I think you mean pull up resistor.

You don't need pull up resistors for RS232 (or any other kind of resistors).

You do need to make sure the voltages are correct. 'Proper' RS232 uses (I think) + and - 12V. Arduino uses 5v or 3.3v depending on which one you have.

I can't comment about anything else you might be asking about.

Below is the full code, I’m using internal pullup resistors when using Arduino. But now I want to develop own PCB board. Do I need to attach seperate pullup resistors for each input?

String oString;
String mainString;

#define Data0   5
#define Data1   6
#define Data2   7
#define Data3   8
#define Data4   9
#define Data5   10
#define Data6   11
#define Data7   12

#define nStrobe 2
#define nAck    3
#define Busy    4


#include <SPI.h>
#include <SD.h>


enum States {
  READY,
  BUSY,
  ACK,
  STDBY
} State;

int inputLength = 0;

void setup()
{
  //--------- Configure pins --------------
  
  pinMode(nStrobe, INPUT_PULLUP);
  
  for (int n = Data0; n < (Data7+1); n++)
    pinMode(n, INPUT_PULLUP);
  
  pinMode(nAck, OUTPUT);
  pinMode(Busy, OUTPUT);
  
  Serial.begin(19200);
  while (!Serial) { ; }
  
  attachInterrupt(0,DataReady,FALLING);
  State = STDBY;
  delay(100);
}

               
void loop()
{

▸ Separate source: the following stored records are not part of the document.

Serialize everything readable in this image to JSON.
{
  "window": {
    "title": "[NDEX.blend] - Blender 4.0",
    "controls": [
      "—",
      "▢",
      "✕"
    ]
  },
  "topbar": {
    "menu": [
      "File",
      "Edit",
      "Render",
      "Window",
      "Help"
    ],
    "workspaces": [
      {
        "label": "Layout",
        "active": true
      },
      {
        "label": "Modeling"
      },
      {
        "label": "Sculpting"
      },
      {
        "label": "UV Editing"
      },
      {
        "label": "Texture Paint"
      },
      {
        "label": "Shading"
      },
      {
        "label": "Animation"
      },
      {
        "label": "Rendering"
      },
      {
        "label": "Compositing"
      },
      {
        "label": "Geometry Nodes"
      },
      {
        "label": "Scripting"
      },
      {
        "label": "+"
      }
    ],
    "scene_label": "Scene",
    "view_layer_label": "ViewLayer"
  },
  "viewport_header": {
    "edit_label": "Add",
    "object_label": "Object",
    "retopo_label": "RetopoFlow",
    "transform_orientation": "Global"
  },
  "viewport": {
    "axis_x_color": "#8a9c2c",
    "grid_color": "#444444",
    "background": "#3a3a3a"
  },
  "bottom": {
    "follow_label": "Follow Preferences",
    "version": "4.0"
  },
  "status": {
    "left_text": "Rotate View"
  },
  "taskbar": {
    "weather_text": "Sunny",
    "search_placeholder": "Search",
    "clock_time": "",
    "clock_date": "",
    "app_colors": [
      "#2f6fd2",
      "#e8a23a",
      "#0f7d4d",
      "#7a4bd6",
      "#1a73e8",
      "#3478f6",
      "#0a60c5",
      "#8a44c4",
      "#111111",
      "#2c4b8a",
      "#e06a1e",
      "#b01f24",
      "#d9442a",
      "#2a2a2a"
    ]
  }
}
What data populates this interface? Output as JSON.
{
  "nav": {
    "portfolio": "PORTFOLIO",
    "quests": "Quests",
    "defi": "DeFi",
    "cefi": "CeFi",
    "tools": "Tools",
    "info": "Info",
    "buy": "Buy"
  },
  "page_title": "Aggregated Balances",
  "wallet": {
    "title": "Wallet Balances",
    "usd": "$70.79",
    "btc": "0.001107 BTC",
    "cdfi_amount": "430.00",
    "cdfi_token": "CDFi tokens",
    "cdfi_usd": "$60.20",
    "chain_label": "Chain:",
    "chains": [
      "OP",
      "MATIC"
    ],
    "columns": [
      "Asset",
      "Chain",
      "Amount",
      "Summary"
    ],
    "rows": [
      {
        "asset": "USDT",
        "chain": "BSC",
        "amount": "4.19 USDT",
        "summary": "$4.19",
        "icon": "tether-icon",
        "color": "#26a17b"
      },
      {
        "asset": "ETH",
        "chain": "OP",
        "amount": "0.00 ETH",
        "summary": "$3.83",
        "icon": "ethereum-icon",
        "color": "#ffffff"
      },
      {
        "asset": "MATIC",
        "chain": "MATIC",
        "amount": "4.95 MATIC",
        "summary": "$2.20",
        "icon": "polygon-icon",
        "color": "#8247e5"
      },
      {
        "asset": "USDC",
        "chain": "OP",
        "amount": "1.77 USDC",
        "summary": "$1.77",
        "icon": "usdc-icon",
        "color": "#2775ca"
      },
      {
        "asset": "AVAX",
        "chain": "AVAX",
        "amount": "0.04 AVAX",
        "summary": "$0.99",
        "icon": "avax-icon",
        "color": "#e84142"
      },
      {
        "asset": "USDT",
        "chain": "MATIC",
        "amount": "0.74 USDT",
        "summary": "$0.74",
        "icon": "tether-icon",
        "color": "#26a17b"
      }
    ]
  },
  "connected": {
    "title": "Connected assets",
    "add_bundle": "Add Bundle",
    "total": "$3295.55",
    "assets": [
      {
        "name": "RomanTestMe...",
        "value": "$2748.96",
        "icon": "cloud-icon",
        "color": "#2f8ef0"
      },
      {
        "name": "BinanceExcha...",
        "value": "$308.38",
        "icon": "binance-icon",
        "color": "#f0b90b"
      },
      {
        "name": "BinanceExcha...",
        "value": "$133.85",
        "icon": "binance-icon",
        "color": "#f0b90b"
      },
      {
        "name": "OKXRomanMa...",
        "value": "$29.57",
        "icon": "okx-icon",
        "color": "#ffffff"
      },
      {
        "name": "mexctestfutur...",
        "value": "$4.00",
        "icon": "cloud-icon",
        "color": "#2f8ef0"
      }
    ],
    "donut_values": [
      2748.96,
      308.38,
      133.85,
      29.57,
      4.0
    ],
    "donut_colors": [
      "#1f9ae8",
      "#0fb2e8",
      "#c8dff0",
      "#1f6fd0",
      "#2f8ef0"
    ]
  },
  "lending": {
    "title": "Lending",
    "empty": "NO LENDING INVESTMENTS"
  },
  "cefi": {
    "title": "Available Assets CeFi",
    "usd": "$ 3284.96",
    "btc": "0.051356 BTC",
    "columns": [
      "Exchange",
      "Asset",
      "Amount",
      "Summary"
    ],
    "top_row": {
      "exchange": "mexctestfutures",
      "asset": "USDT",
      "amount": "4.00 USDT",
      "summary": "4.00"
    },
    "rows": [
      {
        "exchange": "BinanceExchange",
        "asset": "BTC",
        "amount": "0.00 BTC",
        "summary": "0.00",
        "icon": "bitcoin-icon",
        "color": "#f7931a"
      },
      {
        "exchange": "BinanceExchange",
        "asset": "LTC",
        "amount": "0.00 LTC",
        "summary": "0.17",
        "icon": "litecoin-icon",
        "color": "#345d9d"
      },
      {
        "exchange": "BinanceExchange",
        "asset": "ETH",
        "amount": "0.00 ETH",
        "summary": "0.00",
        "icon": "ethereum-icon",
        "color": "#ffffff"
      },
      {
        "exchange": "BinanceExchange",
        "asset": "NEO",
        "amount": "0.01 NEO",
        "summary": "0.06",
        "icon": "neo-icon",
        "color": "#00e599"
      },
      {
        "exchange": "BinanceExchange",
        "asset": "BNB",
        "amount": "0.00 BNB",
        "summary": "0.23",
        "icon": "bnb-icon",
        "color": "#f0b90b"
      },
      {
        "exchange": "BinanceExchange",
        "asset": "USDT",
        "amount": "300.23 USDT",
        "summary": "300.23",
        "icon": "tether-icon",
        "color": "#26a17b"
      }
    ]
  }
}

  while (Serial.available()>0) {
    char request = (char)Serial.read();
    if (request == 'k') {
      Serial.println("k");
      delay(20000);
      break;
    }
    

  }
  
  
  switch (State) {
    case READY:
      digitalWrite(Busy, LOW);
      digitalWrite(nAck,HIGH);
      break;
    case BUSY: // nStrobe signal received by interrupt handler
      digitalWrite(Busy, HIGH);
      ProcessChar();
      State = ACK;
      break;
    case ACK:
      digitalWrite(nAck,LOW);
      delayMicroseconds(10); // Specification minimum = 5 us       
      State = READY;
      break;
   
  }  

   
    if(inputLength>0){
      delay(10);
      if(Serial.read()==-1){
      processData();
    }
   }

}


void DataReady()
{
  State = BUSY;
}


void ProcessChar()
{
  
    byte Char;
  
  Char =  digitalRead(Data0) +
         (digitalRead(Data1) << 1) +
         (digitalRead(Data2) << 2) +
         (digitalRead(Data3) << 3) +
         (digitalRead(Data4) << 4) +
         (digitalRead(Data5) << 5) +
         (digitalRead(Data6) << 6) +
         (digitalRead(Data7) << 7);
         if (isDigit((char)Char) || (char)Char == 'g' || (char)Char == '.' || (char)Char == 'm') 
         {
            oString = oString+String((char)Char);
            inputLength++;
            }
}
  

void processData()
{
    Serial.println(oString);
    Serial.end();
    inputLength=0;
    oString="";
    delay(20);
    Serial.begin(19200);
}

Whether or not you need pull up resistors depends on what you are connecting to the inputs. To stand a chance of answering I, or anyone else on here, would need to see a circuit diagram. All I can say based on what you have said is you definitely don't need them for RS232 (but check the voltages).

RS232 is specified as +/-3 to +/-12V, so unless you check, a random RS232 device might well destroy
your Arduino unless some sort of voltage limiting or opto-coupler is used.